"The project office's long-term vision is to transfer project management knowledge throughout the organization so that it becomes part of the culture. Once the project office is established, senior management often wants immediate results, although it has taken years of neglect and denial to arrive at this dire situation. Reality demands that the project office be highly responsive to the organization's needs; however, a quick-fix approach doesn't last long, and soon the organization is back in the same mess. Although the project office is the stabilizing force, it must get quick results while still maintaining a long-term vision. How do you do this?"

Mr. Block goes on to list his seven steps to putting the project office into operation.

"Rein in Runaway Projects. Getting a runaway project back on track can enhance the reputation of the project office. Given the green light to proceed, the project office can help a runaway project in a number of ways. First, the project office can conduct an assessment and provide the results to the project manager for implementation. Although appealing and less threatening, this solution seldom works because the project team is already overtaxed. Secondly, the project office can provide consultants or mentors to work with the project team to develop a recovery plan and assist in implementation of that plan. However, the recovery plan must be scheduled along with other project tasks ... often the project may have to be stopped ... to regroup, possibly restructure and replan.

"Assist Project Startups and Establish an Estimating and Risk Process. 'An ounce of prevention is worth a pound of cure': The project office must focus on projects that are starting, to avoid failures and the need for recovery. Initially the project management office must install a simple project management process for all new projects, including estimating and risk management. The key to success is an emphasis on simplicity and minimum essential tools to control the project.

"Review and Manage the Project Portfolio. As the focal point of multiple project management, it makes sense to involve the project office from the inception of a project through completion. The area of project selection and review is often very political, so the project office has to approach this challenge with caution.
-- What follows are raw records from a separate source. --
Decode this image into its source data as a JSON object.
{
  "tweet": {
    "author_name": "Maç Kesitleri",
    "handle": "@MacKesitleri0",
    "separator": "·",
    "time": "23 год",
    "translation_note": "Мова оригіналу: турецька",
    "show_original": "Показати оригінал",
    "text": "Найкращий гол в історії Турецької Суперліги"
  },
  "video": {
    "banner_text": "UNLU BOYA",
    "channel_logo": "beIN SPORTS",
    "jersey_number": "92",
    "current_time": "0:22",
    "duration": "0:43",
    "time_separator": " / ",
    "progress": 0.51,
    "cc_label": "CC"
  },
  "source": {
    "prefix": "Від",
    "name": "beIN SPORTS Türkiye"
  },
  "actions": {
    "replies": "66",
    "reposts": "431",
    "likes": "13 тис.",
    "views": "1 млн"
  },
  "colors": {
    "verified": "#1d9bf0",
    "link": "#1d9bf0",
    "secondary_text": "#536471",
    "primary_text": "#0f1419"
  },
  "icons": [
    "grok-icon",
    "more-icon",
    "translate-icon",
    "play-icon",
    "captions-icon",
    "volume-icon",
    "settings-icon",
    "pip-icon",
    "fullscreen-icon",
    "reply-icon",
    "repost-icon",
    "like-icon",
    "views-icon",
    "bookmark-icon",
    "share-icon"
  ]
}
"Conduct Project Review and Audits. The project office is the proponent of project reviews and audits as ways to improve project performance. The project office also provides early warning of potential disasters. Project reviews should begin during the planning stage and continue throughout the project. Project reviews are conducted more frequently during the vulnerable early stages of the project. (They) are not witch-hunts, but are directed at helping the project manager.

"Organize and Manage Resource Pool. Many organizations have a shortage of personnel resources while a great number of the resources they have are working on projects that will not provide value to the organization. These facts indicate a need for greater control. Getting control of all the resources that may be available is a challenging task. Corporate politics can blur the real issue, and turf battles can erupt.

"Identify and Develop Project Managers. The identification and development of project managers is a long-term vision that has to get underway early. Many organizations are becoming aware that accidental project managers are too costly to the company's financial stability. There is a gap between their (project managers) training and workplace reality. To fill that gap more companies are turning to mentoring to help project managers achieve the steep project management learning curve in a shorter time. The project office is ideally suited to provide mentors.

"Establish and Enforce a Project Management Environment. An effective process overseen by the project office anchors the organization's project management environment. Project managers don't need a 400 page process guide. Most project management tools and techniques are simple; making them too complex will cause non acceptance. These are simple tools for complex people. Enforcing the process is more difficult ... requires senior management support to create a project management environment. The project office must insist on the use of the process, with a sharp eye on process improvement."

(Block, Thomas R. "The Seven Secrets of a Successful Project Office", PM Network, April 1999, pp. 43-48.)